Segment Open

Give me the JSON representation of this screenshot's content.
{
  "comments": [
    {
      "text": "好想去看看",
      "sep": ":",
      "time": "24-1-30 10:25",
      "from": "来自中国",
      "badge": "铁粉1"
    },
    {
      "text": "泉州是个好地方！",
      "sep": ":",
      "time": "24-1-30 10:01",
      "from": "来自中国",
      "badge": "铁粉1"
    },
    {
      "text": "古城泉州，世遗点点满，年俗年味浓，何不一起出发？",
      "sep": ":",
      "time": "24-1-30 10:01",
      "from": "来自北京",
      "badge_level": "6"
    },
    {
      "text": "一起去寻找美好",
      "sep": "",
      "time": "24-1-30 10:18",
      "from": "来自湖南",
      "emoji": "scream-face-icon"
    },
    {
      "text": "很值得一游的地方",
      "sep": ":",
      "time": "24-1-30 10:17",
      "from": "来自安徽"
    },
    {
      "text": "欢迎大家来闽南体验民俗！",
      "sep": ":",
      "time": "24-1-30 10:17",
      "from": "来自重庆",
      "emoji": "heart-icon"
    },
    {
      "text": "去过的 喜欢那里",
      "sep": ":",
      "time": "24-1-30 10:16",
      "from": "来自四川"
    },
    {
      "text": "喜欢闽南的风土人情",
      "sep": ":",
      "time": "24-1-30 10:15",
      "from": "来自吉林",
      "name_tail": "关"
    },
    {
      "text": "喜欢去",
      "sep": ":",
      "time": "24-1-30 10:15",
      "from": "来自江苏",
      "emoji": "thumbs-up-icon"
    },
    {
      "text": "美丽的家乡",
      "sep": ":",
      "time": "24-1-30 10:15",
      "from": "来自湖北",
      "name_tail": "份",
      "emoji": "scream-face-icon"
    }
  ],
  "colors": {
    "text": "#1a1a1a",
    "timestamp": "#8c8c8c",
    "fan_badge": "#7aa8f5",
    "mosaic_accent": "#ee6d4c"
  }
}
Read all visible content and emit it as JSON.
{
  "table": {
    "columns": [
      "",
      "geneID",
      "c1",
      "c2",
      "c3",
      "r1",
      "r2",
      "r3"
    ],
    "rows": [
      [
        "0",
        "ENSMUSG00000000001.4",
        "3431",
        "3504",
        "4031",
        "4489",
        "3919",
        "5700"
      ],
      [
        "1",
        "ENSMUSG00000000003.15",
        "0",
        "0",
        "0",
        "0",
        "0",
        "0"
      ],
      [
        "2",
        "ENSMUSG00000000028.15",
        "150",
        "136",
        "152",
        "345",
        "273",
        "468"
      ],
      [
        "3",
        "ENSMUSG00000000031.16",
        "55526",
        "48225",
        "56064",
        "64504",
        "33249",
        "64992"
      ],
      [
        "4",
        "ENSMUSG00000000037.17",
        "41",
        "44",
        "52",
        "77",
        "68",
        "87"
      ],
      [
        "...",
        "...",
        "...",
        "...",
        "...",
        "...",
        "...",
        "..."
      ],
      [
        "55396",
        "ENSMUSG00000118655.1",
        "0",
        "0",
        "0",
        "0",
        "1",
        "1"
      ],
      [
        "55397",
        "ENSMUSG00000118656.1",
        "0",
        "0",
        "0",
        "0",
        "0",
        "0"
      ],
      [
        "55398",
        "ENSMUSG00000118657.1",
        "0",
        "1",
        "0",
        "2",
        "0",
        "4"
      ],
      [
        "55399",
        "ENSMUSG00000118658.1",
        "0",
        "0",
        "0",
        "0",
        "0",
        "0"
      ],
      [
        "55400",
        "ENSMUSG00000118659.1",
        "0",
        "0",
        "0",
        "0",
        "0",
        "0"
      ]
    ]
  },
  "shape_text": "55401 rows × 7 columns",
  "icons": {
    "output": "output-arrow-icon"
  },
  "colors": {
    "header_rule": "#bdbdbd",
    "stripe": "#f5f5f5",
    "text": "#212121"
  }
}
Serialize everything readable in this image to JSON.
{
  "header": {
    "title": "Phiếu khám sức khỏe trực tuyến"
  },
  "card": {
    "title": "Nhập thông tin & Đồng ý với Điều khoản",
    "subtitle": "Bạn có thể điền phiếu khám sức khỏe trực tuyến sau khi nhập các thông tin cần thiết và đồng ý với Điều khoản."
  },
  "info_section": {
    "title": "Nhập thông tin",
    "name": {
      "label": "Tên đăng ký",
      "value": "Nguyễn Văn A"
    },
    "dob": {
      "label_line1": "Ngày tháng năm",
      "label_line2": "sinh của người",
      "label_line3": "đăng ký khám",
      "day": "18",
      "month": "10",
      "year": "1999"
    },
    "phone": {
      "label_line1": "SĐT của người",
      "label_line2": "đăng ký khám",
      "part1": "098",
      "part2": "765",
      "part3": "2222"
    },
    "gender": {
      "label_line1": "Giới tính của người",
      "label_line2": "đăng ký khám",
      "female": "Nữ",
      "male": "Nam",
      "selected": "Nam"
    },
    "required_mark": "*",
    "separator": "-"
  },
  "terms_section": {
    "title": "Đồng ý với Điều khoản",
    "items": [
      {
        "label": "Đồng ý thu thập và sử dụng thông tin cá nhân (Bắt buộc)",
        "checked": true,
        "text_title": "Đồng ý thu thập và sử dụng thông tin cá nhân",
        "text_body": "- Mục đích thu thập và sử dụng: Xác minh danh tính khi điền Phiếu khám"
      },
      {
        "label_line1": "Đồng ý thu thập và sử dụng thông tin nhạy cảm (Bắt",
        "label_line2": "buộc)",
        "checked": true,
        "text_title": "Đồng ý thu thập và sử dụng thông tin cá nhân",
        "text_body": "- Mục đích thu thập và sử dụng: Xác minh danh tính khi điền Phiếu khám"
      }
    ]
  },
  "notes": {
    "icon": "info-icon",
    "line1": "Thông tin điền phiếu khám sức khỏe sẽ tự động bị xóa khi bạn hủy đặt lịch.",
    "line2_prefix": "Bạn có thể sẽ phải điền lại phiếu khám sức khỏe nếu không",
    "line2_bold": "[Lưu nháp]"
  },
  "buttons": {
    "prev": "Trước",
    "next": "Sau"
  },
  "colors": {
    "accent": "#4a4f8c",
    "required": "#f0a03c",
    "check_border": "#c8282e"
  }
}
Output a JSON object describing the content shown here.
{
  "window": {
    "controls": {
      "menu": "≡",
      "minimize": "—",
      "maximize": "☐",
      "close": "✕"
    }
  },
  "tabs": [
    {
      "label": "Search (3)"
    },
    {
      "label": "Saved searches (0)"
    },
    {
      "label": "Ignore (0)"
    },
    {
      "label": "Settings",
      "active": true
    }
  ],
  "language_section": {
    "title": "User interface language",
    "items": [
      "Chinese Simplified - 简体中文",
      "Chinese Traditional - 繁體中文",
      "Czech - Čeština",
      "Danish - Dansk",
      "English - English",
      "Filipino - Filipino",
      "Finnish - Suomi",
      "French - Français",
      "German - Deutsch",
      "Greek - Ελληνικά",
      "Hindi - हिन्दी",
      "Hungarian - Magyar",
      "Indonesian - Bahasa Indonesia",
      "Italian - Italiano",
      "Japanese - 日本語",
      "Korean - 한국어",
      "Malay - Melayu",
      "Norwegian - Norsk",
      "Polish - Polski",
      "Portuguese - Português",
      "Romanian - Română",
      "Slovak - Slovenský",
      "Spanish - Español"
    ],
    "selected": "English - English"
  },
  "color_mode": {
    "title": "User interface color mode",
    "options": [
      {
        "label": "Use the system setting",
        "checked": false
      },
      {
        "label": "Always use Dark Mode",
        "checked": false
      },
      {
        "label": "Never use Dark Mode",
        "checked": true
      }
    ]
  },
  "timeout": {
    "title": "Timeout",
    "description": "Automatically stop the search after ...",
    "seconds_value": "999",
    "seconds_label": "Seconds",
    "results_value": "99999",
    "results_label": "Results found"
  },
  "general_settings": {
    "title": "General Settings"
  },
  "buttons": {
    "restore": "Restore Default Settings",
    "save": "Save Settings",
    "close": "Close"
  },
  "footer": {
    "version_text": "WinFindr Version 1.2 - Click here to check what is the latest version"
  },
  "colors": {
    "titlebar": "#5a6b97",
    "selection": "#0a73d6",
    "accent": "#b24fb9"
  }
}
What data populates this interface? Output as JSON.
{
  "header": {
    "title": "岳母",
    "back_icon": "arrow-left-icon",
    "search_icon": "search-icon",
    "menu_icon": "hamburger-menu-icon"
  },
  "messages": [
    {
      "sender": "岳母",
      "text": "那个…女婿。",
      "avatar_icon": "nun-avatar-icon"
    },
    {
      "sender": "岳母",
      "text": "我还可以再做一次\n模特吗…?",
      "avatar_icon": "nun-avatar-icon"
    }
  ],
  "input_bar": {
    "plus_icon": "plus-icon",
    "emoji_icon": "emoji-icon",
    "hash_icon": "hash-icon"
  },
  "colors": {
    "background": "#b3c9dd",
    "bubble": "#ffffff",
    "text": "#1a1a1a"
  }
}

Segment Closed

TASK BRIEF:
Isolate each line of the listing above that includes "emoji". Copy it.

REPLY TO THE EXERCISE:
      "emoji": "scream-face-icon"
      "emoji": "heart-icon"
      "emoji": "thumbs-up-icon"
      "emoji": "scream-face-icon"
    "emoji_icon": "emoji-icon",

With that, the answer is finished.